Philadelphia: J. Conrad & Co., 1806. ,480pp. Contemporary sprinkled calf, spine gilt, leather labels. Light scuffing to boards, light wear at edges and spine ends. Light tanning, occasional faint foxing. Very good. Item #1249
The sixth volume of this relatively short-lived Philadelphia periodical, which includes an early printing of William Clark's famous letter to his brother in Louisville, Kentucky, informing him of the return of the Corps of Discovery. Written on September 23, 1806, from St. Louis, the letter begins:
"Dear Brother, We arrived at this place at 12 o'clock today, from the Pacific Ocean, where we remained during the last winter, near the entrance of the Columbia River. This station we left on the 27th of March last, and should have reached St. Louis in early August, had we not been detained by snow, which barred our passage across the Rocky Mountains until the 24th of June.

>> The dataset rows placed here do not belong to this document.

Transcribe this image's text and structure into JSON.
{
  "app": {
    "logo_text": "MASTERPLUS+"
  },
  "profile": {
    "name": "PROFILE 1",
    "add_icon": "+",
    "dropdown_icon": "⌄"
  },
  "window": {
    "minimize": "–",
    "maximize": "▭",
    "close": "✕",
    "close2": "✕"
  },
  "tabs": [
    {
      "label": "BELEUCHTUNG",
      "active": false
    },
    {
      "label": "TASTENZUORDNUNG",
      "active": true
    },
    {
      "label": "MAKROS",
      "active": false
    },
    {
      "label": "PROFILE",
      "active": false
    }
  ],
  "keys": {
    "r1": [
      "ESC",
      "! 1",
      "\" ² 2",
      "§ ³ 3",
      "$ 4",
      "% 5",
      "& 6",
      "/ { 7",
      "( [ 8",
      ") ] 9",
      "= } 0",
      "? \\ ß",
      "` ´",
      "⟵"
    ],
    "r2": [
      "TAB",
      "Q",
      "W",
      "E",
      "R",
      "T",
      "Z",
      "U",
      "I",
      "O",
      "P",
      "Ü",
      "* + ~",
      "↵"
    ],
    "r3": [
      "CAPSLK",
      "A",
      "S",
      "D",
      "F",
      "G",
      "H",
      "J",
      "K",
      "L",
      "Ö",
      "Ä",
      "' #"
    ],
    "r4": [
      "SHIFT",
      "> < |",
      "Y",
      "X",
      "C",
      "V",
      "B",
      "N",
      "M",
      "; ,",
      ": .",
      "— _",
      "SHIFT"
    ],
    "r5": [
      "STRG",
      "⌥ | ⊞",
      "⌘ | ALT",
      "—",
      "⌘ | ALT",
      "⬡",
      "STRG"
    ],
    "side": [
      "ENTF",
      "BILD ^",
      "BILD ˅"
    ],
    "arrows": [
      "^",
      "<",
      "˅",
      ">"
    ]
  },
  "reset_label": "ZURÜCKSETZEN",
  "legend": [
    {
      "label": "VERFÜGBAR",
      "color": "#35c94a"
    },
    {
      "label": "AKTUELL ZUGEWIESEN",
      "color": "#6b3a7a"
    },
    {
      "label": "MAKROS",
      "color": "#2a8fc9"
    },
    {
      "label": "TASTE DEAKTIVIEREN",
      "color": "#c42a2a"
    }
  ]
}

In returning through those mountains, we divided ourselves into several parties, digressing from the route by which we went out, in order more effectually to explore the country, and discover the most practicable route which does exist across the continent by way of the Missouri and Columbia Rivers: in this we were completely successful, and have therefore no hesitation in declaring, that, such as nature has permitted, we have discovered the best route which does exist across the continent of North America in that direction."
The letter goes on to describe the path of their return journey and to provide a brief encapsulation of their expedition as a whole. "This letter was the first substantive account of the Lewis and Clark expedition to reach the American public, and, for many months thereafter, the most complete" - Wagner-Camp.

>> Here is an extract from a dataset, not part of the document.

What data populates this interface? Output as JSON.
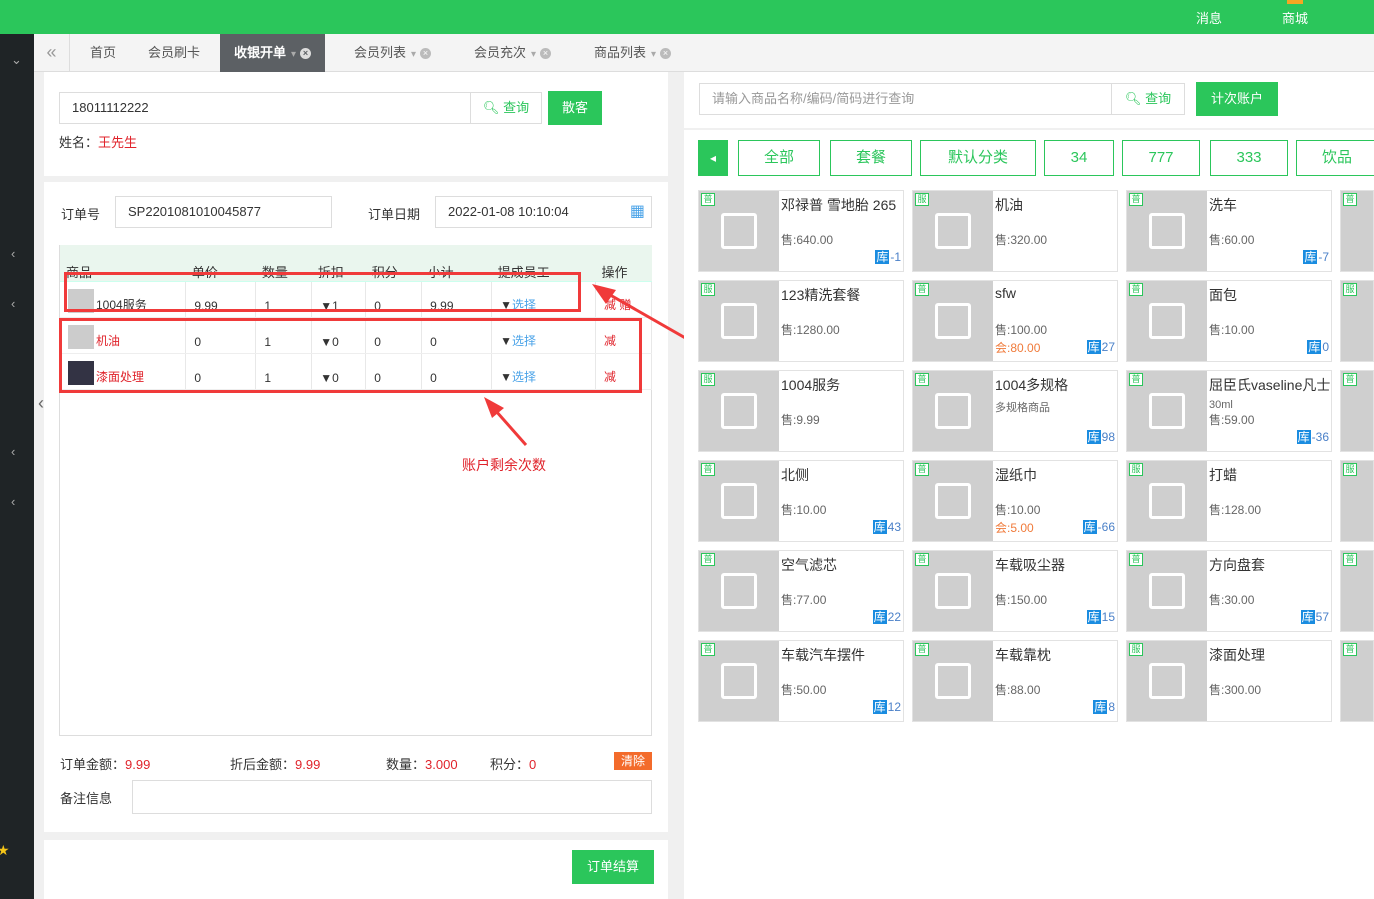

Clark's missive was first published in the Frankfort Palladium on October 6, 1806, and afterwards in a handful of newspapers across the country that were eager to furnish news of the voyage. It then appeared at the end of 1806 in two Philadelphia periodicals, the Evening Fire-Side and the present December issue of the Literary Magazine. It is likely, therefore, that the periodical printings represent the only feasibly obtainable early copies of this first announcement of Lewis and Clark's successful return. A copy of the Evening Fire-Side volumes that carried the letter sold for $3250 at a Christie's sale in 2007. No copies of the present Literary Magazine printing appear in archived sales records since a 1954 Parke Bernet sale.
Sabin 41490. Shaw & Shoemaker 4531. Wagner-Camp 4 (note).